Aim of the task. If a record holds a picture, drop the picture and repeat everything else word for word.
Segment Open
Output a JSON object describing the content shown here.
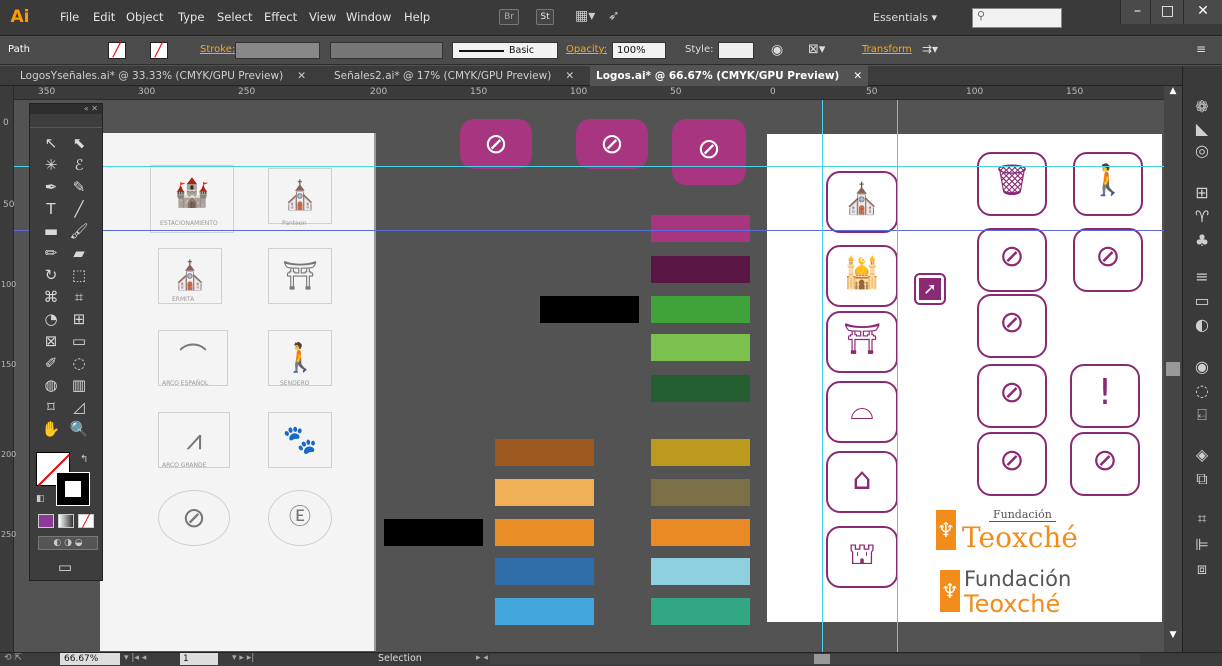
{
  "app": {
    "logo": "Ai",
    "menus": [
      "File",
      "Edit",
      "Object",
      "Type",
      "Select",
      "Effect",
      "View",
      "Window",
      "Help"
    ],
    "bridge_btn": "Br",
    "stock_btn": "St",
    "workspace": "Essentials"
  },
  "control_bar": {
    "selection_label": "Path",
    "stroke_label": "Stroke:",
    "brush_label": "Basic",
    "opacity_label": "Opacity:",
    "opacity_value": "100%",
    "style_label": "Style:",
    "transform_label": "Transform"
  },
  "tabs": [
    {
      "label": "LogosYseñales.ai* @ 33.33% (CMYK/GPU Preview)"
    },
    {
      "label": "Señales2.ai* @ 17% (CMYK/GPU Preview)"
    },
    {
      "label": "Logos.ai* @ 66.67% (CMYK/GPU Preview)"
    }
  ],
  "ruler": {
    "h_marks": [
      "350",
      "300",
      "250",
      "200",
      "150",
      "100",
      "50",
      "0",
      "50",
      "100",
      "150"
    ],
    "v_marks": [
      "0",
      "50",
      "100",
      "150",
      "200",
      "250"
    ]
  },
  "paper": {
    "captions": [
      "ESTACIONAMIENTO",
      "Panteon",
      "ERMITA",
      "ARCO ESPAÑOL",
      "SENDERO",
      "ARCO GRANDE"
    ]
  },
  "artboard": {
    "brand_word_1": "Fundación",
    "brand_word_2": "Teoxché",
    "brand_word_3": "Fundación",
    "brand_word_4": "Teoxché"
  },
  "colors": {
    "accent": "#8b2a74",
    "brand_orange": "#f28c1b",
    "guide": "#47d3e8",
    "swatches_right": [
      "#a8357f",
      "#5a1746",
      "#3fa33a",
      "#7cc150",
      "#235f31",
      "#bb9a1e",
      "#7b7045",
      "#ea8a24",
      "#8ecfe0",
      "#33a683"
    ],
    "swatches_left": [
      "#9c5a21",
      "#efb057",
      "#ea8e26",
      "#2f6ea8",
      "#43a6dd"
    ]
  },
  "status": {
    "zoom": "66.67%",
    "page": "1",
    "tool": "Selection"
  }
}
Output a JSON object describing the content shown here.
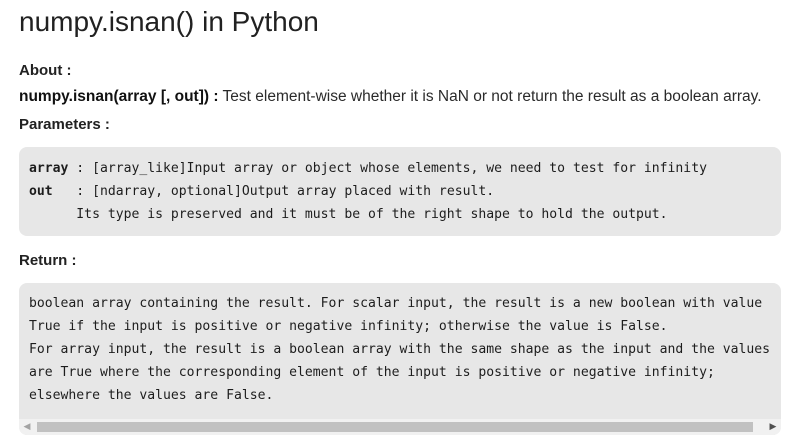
{
  "page": {
    "title": "numpy.isnan() in Python"
  },
  "about": {
    "label": "About :",
    "signature": "numpy.isnan(array [, out]) :",
    "description": " Test element-wise whether it is NaN or not return the result as a boolean array."
  },
  "parameters": {
    "label": "Parameters :",
    "lines": [
      {
        "name": "array",
        "sep": " : ",
        "text": "[array_like]Input array or object whose elements, we need to test for infinity"
      },
      {
        "name": "out",
        "sep": "   : ",
        "text": "[ndarray, optional]Output array placed with result."
      },
      {
        "name": "",
        "sep": "",
        "text": "      Its type is preserved and it must be of the right shape to hold the output."
      }
    ]
  },
  "returns": {
    "label": "Return :",
    "lines": [
      "boolean array containing the result. For scalar input, the result is a new boolean with value",
      "True if the input is positive or negative infinity; otherwise the value is False.",
      "For array input, the result is a boolean array with the same shape as the input and the values",
      "are True where the corresponding element of the input is positive or negative infinity;",
      "elsewhere the values are False."
    ]
  },
  "scrollbar": {
    "left_arrow_icon": "triangle-left-icon",
    "right_arrow_icon": "triangle-right-icon",
    "left_glyph": "◀",
    "right_glyph": "▶"
  }
}
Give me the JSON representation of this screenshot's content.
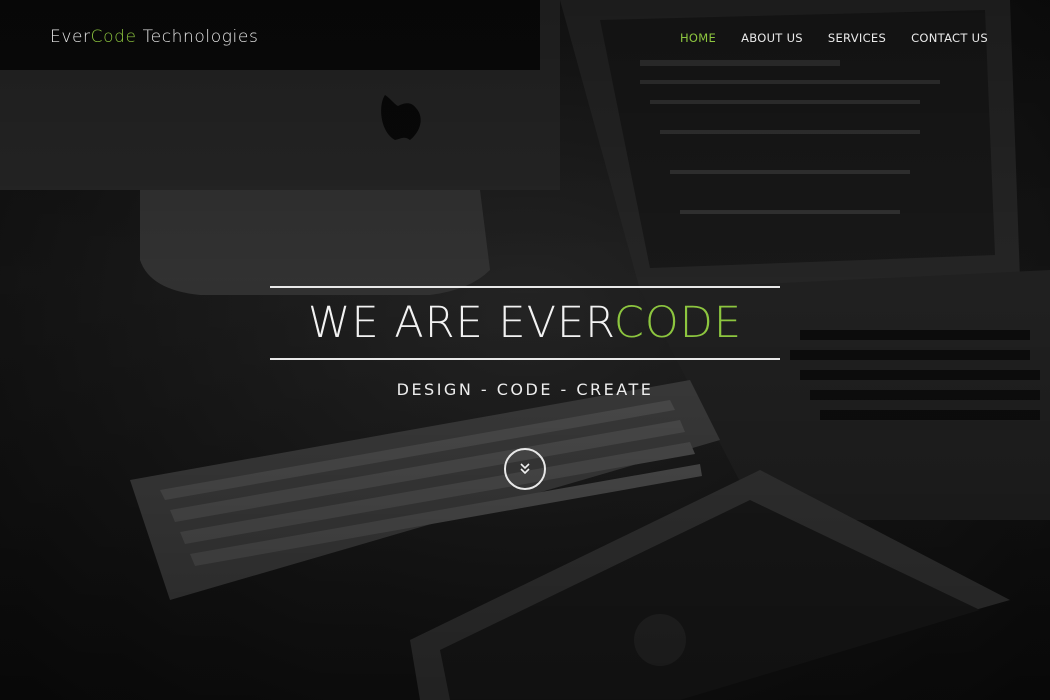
{
  "brand": {
    "part1": "Ever",
    "part2": "Code",
    "part3": " Technologies"
  },
  "nav": {
    "items": [
      {
        "label": "HOME",
        "active": true
      },
      {
        "label": "ABOUT US",
        "active": false
      },
      {
        "label": "SERVICES",
        "active": false
      },
      {
        "label": "CONTACT US",
        "active": false
      }
    ]
  },
  "hero": {
    "headline_part1": "WE ARE EVER",
    "headline_part2": "CODE",
    "tagline": "DESIGN - CODE - CREATE",
    "scroll_icon": "chevron-double-down-icon"
  },
  "colors": {
    "accent": "#8dc63f",
    "text": "#ffffff",
    "background": "#121212"
  }
}
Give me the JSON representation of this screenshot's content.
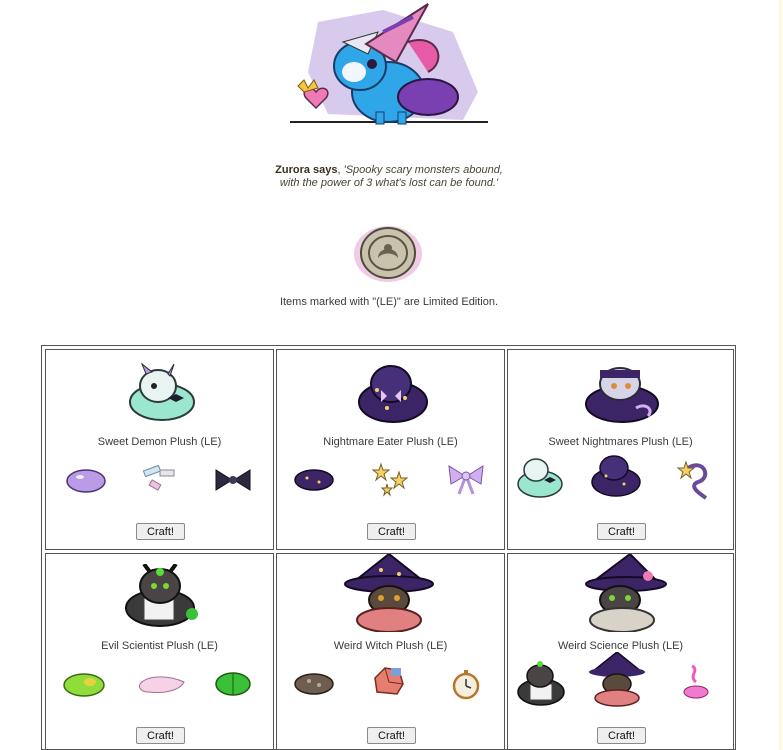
{
  "npc": {
    "speaker": "Zurora says",
    "quote_line1": "'Spooky scary monsters abound,",
    "quote_line2": "with the power of 3 what's lost can be found.'"
  },
  "note": "Items marked with \"(LE)\" are Limited Edition.",
  "recipes": [
    {
      "name": "Sweet Demon Plush (LE)",
      "button": "Craft!",
      "ingredients": [
        "purple-slime-icon",
        "candy-bits-icon",
        "dark-bow-icon"
      ]
    },
    {
      "name": "Nightmare Eater Plush (LE)",
      "button": "Craft!",
      "ingredients": [
        "starry-blob-icon",
        "sparkle-stars-icon",
        "lavender-bow-icon"
      ]
    },
    {
      "name": "Sweet Nightmares Plush (LE)",
      "button": "Craft!",
      "ingredients": [
        "sweet-demon-plush-icon",
        "nightmare-eater-plush-icon",
        "star-ribbon-icon"
      ]
    },
    {
      "name": "Evil Scientist Plush (LE)",
      "button": "Craft!",
      "ingredients": [
        "green-slime-icon",
        "pink-puddle-icon",
        "green-disc-icon"
      ]
    },
    {
      "name": "Weird Witch Plush (LE)",
      "button": "Craft!",
      "ingredients": [
        "brown-blob-icon",
        "patchwork-rock-icon",
        "pocket-watch-icon"
      ]
    },
    {
      "name": "Weird Science Plush (LE)",
      "button": "Craft!",
      "ingredients": [
        "evil-scientist-plush-icon",
        "weird-witch-plush-icon",
        "pink-potion-icon"
      ]
    }
  ],
  "colors": {
    "background": "#ffffff",
    "border": "#555555",
    "text": "#3a3a3a"
  }
}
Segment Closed
Task output.
Output a JSON object describing the content shown here.
{
  "app": {
    "logo": "Ai",
    "menus": [
      "File",
      "Edit",
      "Object",
      "Type",
      "Select",
      "Effect",
      "View",
      "Window",
      "Help"
    ],
    "bridge_btn": "Br",
    "stock_btn": "St",
    "workspace": "Essentials"
  },
  "control_bar": {
    "selection_label": "Path",
    "stroke_label": "Stroke:",
    "brush_label": "Basic",
    "opacity_label": "Opacity:",
    "opacity_value": "100%",
    "style_label": "Style:",
    "transform_label": "Transform"
  },
  "tabs": [
    {
      "label": "LogosYseñales.ai* @ 33.33% (CMYK/GPU Preview)"
    },
    {
      "label": "Señales2.ai* @ 17% (CMYK/GPU Preview)"
    },
    {
      "label": "Logos.ai* @ 66.67% (CMYK/GPU Preview)"
    }
  ],
  "ruler": {
    "h_marks": [
      "350",
      "300",
      "250",
      "200",
      "150",
      "100",
      "50",
      "0",
      "50",
      "100",
      "150"
    ],
    "v_marks": [
      "0",
      "50",
      "100",
      "150",
      "200",
      "250"
    ]
  },
  "paper": {
    "captions": [
      "ESTACIONAMIENTO",
      "Panteon",
      "ERMITA",
      "ARCO ESPAÑOL",
      "SENDERO",
      "ARCO GRANDE"
    ]
  },
  "artboard": {
    "brand_word_1": "Fundación",
    "brand_word_2": "Teoxché",
    "brand_word_3": "Fundación",
    "brand_word_4": "Teoxché"
  },
  "colors": {
    "accent": "#8b2a74",
    "brand_orange": "#f28c1b",
    "guide": "#47d3e8",
    "swatches_right": [
      "#a8357f",
      "#5a1746",
      "#3fa33a",
      "#7cc150",
      "#235f31",
      "#bb9a1e",
      "#7b7045",
      "#ea8a24",
      "#8ecfe0",
      "#33a683"
    ],
    "swatches_left": [
      "#9c5a21",
      "#efb057",
      "#ea8e26",
      "#2f6ea8",
      "#43a6dd"
    ]
  },
  "status": {
    "zoom": "66.67%",
    "page": "1",
    "tool": "Selection"
  }
}
Output a JSON object describing the content shown here.
{
  "page": {
    "title": "numpy.isnan() in Python"
  },
  "about": {
    "label": "About :",
    "signature": "numpy.isnan(array [, out]) :",
    "description": " Test element-wise whether it is NaN or not return the result as a boolean array."
  },
  "parameters": {
    "label": "Parameters :",
    "lines": [
      {
        "name": "array",
        "sep": " : ",
        "text": "[array_like]Input array or object whose elements, we need to test for infinity"
      },
      {
        "name": "out",
        "sep": "   : ",
        "text": "[ndarray, optional]Output array placed with result."
      },
      {
        "name": "",
        "sep": "",
        "text": "      Its type is preserved and it must be of the right shape to hold the output."
      }
    ]
  },
  "returns": {
    "label": "Return :",
    "lines": [
      "boolean array containing the result. For scalar input, the result is a new boolean with value",
      "True if the input is positive or negative infinity; otherwise the value is False.",
      "For array input, the result is a boolean array with the same shape as the input and the values",
      "are True where the corresponding element of the input is positive or negative infinity;",
      "elsewhere the values are False."
    ]
  },
  "scrollbar": {
    "left_arrow_icon": "triangle-left-icon",
    "right_arrow_icon": "triangle-right-icon",
    "left_glyph": "◀",
    "right_glyph": "▶"
  }
}
Give me the JSON representation of this screenshot's content.
{
  "brand": {
    "part1": "Ever",
    "part2": "Code",
    "part3": " Technologies"
  },
  "nav": {
    "items": [
      {
        "label": "HOME",
        "active": true
      },
      {
        "label": "ABOUT US",
        "active": false
      },
      {
        "label": "SERVICES",
        "active": false
      },
      {
        "label": "CONTACT US",
        "active": false
      }
    ]
  },
  "hero": {
    "headline_part1": "WE ARE EVER",
    "headline_part2": "CODE",
    "tagline": "DESIGN - CODE - CREATE",
    "scroll_icon": "chevron-double-down-icon"
  },
  "colors": {
    "accent": "#8dc63f",
    "text": "#ffffff",
    "background": "#121212"
  }
}
Give me the JSON representation of this screenshot's content.
{
  "npc": {
    "speaker": "Zurora says",
    "quote_line1": "'Spooky scary monsters abound,",
    "quote_line2": "with the power of 3 what's lost can be found.'"
  },
  "note": "Items marked with \"(LE)\" are Limited Edition.",
  "recipes": [
    {
      "name": "Sweet Demon Plush (LE)",
      "button": "Craft!",
      "ingredients": [
        "purple-slime-icon",
        "candy-bits-icon",
        "dark-bow-icon"
      ]
    },
    {
      "name": "Nightmare Eater Plush (LE)",
      "button": "Craft!",
      "ingredients": [
        "starry-blob-icon",
        "sparkle-stars-icon",
        "lavender-bow-icon"
      ]
    },
    {
      "name": "Sweet Nightmares Plush (LE)",
      "button": "Craft!",
      "ingredients": [
        "sweet-demon-plush-icon",
        "nightmare-eater-plush-icon",
        "star-ribbon-icon"
      ]
    },
    {
      "name": "Evil Scientist Plush (LE)",
      "button": "Craft!",
      "ingredients": [
        "green-slime-icon",
        "pink-puddle-icon",
        "green-disc-icon"
      ]
    },
    {
      "name": "Weird Witch Plush (LE)",
      "button": "Craft!",
      "ingredients": [
        "brown-blob-icon",
        "patchwork-rock-icon",
        "pocket-watch-icon"
      ]
    },
    {
      "name": "Weird Science Plush (LE)",
      "button": "Craft!",
      "ingredients": [
        "evil-scientist-plush-icon",
        "weird-witch-plush-icon",
        "pink-potion-icon"
      ]
    }
  ],
  "colors": {
    "background": "#ffffff",
    "border": "#555555",
    "text": "#3a3a3a"
  }
}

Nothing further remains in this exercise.